## Activity
Search the records below for the line containing "Parse this screenshot: output". Write out that line and every line after it exactly as written.

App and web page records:
*** Block opens ***

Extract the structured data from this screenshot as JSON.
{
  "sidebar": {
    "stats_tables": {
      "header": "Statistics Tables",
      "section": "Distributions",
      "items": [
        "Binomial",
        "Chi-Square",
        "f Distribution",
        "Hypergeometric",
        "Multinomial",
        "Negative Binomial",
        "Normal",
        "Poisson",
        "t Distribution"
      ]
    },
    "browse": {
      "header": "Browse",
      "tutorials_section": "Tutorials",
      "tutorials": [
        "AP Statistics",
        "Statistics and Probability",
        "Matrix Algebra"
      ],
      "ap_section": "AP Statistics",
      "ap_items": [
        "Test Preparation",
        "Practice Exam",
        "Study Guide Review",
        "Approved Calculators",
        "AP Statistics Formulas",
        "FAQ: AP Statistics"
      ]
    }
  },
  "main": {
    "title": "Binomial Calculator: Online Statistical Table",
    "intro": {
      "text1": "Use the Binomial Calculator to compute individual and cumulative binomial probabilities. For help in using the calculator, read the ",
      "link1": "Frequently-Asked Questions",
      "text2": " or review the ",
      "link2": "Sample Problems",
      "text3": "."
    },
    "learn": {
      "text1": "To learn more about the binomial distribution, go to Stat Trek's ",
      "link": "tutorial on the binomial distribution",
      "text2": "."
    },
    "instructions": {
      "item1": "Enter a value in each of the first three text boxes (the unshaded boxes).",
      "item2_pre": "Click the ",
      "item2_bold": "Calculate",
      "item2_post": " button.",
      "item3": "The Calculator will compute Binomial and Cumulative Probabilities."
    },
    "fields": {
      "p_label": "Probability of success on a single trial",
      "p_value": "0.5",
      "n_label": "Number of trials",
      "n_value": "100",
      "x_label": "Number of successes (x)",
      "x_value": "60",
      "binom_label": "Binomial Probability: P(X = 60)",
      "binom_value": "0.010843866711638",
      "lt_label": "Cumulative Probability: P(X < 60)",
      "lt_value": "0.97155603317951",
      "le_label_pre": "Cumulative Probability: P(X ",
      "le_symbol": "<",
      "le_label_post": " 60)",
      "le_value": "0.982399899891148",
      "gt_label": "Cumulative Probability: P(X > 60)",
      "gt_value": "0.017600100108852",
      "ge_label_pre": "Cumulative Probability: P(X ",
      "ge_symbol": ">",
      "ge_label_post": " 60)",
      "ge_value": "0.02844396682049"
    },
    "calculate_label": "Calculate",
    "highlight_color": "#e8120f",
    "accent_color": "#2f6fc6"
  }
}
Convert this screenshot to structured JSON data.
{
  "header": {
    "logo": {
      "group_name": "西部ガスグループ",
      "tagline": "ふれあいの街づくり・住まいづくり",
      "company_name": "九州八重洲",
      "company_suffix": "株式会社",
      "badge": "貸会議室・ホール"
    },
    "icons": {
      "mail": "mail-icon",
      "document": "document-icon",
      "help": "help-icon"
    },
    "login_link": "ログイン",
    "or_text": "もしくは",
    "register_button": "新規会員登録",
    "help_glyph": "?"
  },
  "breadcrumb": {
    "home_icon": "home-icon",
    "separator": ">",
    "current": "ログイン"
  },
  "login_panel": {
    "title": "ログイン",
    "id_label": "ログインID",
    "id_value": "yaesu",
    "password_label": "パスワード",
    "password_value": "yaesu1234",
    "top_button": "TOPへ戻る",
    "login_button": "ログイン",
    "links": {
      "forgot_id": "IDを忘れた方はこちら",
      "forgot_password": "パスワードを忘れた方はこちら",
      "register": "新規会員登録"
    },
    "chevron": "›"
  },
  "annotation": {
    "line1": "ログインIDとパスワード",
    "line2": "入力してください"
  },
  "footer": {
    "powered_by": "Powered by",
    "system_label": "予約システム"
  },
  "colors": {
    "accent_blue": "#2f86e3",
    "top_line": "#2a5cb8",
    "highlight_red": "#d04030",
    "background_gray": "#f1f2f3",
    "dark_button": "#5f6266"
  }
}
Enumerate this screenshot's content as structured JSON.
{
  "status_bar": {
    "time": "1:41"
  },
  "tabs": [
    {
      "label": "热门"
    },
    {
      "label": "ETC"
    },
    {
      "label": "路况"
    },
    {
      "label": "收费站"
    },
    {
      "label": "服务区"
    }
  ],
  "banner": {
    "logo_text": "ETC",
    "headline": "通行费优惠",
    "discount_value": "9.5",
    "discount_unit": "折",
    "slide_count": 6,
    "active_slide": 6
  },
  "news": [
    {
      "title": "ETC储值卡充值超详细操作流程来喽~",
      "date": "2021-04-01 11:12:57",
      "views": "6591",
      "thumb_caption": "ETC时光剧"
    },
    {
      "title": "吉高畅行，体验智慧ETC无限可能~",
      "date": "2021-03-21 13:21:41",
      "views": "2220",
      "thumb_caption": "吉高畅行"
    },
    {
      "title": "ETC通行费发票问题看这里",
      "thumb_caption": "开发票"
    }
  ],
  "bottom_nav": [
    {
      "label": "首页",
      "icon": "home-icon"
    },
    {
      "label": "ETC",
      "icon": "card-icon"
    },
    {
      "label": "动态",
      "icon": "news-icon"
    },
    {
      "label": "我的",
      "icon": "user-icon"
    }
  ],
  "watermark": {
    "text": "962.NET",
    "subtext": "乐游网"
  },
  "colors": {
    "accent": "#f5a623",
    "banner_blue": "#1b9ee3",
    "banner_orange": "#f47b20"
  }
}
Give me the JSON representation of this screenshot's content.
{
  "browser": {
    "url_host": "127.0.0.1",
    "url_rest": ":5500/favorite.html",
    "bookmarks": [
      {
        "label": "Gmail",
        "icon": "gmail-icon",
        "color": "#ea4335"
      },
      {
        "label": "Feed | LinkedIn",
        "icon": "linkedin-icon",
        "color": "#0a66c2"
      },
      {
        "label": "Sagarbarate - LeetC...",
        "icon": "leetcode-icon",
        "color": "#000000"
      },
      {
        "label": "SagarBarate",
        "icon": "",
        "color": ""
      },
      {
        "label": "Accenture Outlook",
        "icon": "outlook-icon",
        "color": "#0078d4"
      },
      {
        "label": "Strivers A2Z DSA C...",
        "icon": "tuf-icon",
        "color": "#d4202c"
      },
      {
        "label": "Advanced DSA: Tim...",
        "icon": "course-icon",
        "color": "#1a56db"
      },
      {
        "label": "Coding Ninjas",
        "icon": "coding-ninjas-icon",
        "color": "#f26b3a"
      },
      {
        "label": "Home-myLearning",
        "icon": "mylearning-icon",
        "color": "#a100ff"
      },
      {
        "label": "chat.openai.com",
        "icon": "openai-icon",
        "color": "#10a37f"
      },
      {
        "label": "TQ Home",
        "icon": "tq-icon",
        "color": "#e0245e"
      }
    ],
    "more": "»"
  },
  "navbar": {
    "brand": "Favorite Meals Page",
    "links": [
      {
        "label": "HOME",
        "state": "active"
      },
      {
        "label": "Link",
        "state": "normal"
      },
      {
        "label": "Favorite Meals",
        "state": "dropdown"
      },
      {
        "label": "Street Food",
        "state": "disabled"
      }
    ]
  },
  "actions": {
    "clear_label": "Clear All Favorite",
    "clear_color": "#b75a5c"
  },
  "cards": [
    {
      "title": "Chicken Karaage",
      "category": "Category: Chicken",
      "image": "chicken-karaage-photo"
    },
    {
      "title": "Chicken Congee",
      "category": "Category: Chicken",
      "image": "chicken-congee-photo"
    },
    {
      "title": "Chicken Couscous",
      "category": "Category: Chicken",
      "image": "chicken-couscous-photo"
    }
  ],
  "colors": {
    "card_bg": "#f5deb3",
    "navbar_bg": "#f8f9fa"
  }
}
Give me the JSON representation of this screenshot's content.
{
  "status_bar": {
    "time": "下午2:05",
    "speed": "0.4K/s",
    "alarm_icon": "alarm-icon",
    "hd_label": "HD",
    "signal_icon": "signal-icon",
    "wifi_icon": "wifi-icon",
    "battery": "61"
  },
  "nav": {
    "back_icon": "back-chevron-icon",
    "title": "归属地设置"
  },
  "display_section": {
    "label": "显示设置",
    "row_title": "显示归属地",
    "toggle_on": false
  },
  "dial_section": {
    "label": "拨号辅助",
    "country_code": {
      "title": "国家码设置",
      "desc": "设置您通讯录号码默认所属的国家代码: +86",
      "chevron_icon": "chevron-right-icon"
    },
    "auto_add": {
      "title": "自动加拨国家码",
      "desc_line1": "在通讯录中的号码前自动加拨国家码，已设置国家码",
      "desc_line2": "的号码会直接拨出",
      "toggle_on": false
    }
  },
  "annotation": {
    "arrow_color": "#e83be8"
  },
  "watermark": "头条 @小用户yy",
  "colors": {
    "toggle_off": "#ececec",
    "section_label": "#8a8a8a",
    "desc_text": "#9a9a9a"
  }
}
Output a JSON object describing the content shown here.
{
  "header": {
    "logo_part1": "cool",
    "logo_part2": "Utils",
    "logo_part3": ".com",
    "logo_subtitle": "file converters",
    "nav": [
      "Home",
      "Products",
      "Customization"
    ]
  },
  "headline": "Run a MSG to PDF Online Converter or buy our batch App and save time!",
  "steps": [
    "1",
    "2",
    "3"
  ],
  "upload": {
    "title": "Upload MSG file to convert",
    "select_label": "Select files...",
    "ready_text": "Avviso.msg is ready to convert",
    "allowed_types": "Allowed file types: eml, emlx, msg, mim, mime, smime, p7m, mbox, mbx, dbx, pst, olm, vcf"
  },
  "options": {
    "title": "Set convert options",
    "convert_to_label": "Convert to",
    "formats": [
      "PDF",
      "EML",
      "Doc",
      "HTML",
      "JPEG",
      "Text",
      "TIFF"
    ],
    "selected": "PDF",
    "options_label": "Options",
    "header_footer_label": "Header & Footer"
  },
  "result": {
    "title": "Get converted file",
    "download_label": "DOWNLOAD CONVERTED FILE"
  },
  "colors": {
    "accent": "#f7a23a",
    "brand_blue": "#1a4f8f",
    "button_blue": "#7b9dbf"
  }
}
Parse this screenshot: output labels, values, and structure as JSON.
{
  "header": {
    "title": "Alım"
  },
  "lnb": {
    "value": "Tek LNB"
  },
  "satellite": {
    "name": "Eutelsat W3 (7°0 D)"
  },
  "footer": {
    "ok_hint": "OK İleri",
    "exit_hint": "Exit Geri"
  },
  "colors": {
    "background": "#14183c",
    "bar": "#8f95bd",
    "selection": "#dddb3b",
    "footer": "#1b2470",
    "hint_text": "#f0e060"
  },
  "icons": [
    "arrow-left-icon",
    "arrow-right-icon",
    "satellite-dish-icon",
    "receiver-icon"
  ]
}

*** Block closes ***

## Reply
Parse this screenshot: output labels, values, and structure as JSON.
{
  "header": {
    "title": "Alım"
  },
  "lnb": {
    "value": "Tek LNB"
  },
  "satellite": {
    "name": "Eutelsat W3 (7°0 D)"
  },
  "footer": {
    "ok_hint": "OK İleri",
    "exit_hint": "Exit Geri"
  },
  "colors": {
    "background": "#14183c",
    "bar": "#8f95bd",
    "selection": "#dddb3b",
    "footer": "#1b2470",
    "hint_text": "#f0e060"
  },
  "icons": [
    "arrow-left-icon",
    "arrow-right-icon",
    "satellite-dish-icon",
    "receiver-icon"
  ]
}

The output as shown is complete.